Although fast neutrons have been used to successfully treat salivary gland and selected other tumors for over 30 years (Laramore 2009 and references therein), the physical and biological mechanisms underpinning this form of cancer treatment are not fully understood.  To improve the clinical care of patients receiving fast neutron therapy, we are using advanced Monte Carlo simulation techniques to improve the accuracy of neutron dose estimates in patients.  We are also developing a multiscale system of biological models (Carlson et al.2008, Stewart et al. 2011, Frese et al. 2012) to gain insight into the mechanisms that make fast neutrons so uniquely effective for the treatment of some cancers.  Through more accurate patient dosimetry and an improved understanding of biological mechanisms, we will be able to more fully individualize and exploit fast neutrons in the treatment of cancer.



Carlson DJ, Stewart RD, Semenenko VA, Sandison GA. Combined use of Monte Carlo DNA damage simulations and deterministic repair models to examine putative mechanisms of cell killing. Radiat Res. 169(4), 447-459 (2008).

Douglas JG, Lee S, Laramore GE, Austin-Seymour M, Koh W, Griffin TW. Neutron radiotherapy for the treatment of locally advanced major salivary gland tumors.

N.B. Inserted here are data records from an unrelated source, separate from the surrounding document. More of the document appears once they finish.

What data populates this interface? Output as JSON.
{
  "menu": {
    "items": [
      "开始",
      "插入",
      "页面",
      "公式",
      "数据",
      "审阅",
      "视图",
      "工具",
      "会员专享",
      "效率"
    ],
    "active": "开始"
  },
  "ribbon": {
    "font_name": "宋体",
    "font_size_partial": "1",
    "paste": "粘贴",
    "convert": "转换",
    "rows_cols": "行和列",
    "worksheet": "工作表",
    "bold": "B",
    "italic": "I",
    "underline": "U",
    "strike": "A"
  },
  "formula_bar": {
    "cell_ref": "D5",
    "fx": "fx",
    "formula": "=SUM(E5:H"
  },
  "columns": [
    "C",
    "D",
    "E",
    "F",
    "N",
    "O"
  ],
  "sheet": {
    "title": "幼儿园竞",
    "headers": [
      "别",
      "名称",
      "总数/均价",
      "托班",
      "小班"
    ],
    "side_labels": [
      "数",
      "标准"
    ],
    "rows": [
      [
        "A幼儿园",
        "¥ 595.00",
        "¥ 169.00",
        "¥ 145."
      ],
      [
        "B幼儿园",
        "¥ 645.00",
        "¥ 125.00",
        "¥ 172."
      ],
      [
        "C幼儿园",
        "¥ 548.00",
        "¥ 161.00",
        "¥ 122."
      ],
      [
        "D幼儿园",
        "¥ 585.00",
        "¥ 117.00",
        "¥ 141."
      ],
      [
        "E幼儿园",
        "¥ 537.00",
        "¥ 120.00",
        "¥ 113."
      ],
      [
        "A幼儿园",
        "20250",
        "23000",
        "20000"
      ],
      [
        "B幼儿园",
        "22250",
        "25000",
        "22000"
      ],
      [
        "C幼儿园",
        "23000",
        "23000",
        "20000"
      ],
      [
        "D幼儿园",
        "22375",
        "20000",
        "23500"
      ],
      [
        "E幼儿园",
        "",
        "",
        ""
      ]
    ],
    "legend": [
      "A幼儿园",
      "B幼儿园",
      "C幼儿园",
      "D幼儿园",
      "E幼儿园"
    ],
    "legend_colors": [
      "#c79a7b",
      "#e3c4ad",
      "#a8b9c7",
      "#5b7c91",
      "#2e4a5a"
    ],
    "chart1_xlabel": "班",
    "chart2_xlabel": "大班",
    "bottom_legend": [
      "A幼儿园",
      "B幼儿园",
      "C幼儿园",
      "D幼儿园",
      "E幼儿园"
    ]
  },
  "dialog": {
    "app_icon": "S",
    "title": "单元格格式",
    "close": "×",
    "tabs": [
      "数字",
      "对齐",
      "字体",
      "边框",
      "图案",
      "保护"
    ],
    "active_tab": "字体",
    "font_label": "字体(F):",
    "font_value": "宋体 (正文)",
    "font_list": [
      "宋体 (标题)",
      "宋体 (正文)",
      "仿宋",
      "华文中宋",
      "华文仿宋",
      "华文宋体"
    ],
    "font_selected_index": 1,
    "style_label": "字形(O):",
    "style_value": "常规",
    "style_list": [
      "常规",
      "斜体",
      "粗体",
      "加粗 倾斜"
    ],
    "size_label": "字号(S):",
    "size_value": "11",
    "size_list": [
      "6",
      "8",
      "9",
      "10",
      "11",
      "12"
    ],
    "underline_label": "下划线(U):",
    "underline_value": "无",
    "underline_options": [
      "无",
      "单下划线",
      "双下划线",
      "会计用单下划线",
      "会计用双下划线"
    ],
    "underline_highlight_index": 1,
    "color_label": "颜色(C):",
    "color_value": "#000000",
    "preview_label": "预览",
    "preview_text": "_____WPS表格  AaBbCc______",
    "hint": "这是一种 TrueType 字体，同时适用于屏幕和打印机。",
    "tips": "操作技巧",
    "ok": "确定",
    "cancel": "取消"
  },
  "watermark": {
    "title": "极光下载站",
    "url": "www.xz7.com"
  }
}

Head Neck. 21(3), 255-263 (1999).

Douglas JG, Goodkin R, Laramore GE. Gamma knife stereotactic radiosurgery for salivary gland neoplasms with base of skull invasion following neutron radiotherapy. Head Neck. 30(4), 492-296 (2008).

Frese MC, Yu VK, Stewart RD, Carlson DJ. A mechanism-based approach to predict the relative biological effectiveness of protons and carbon ions in radiation therapy.  Int J Radiat Oncol Biol Phys. 83(1), 442-450 (2012).

Huber PE, Debus J, Latz D, Zierhut D, Bischof M, Wannenmacher M, Engenhart-Cabillic R. Radiotherapy for advanced adenoid cystic carcinoma: neutrons, photons or mixed beam? Radiother Oncol. 59(2), 161-167 (2001).

Laramore GE. Role of particle radiotherapy in the management of head and neck cancer. Curr Opin Oncol. 21(3), 224-231 (2009).

Stewart RD, Yu VK, Georgakilas AG, Koumenis C, Park JH, Carlson DJ. Effects of radiation quality and oxygen on clustered DNA lesions and cell death. Radiat Res. 176(5), 587-602 (2011)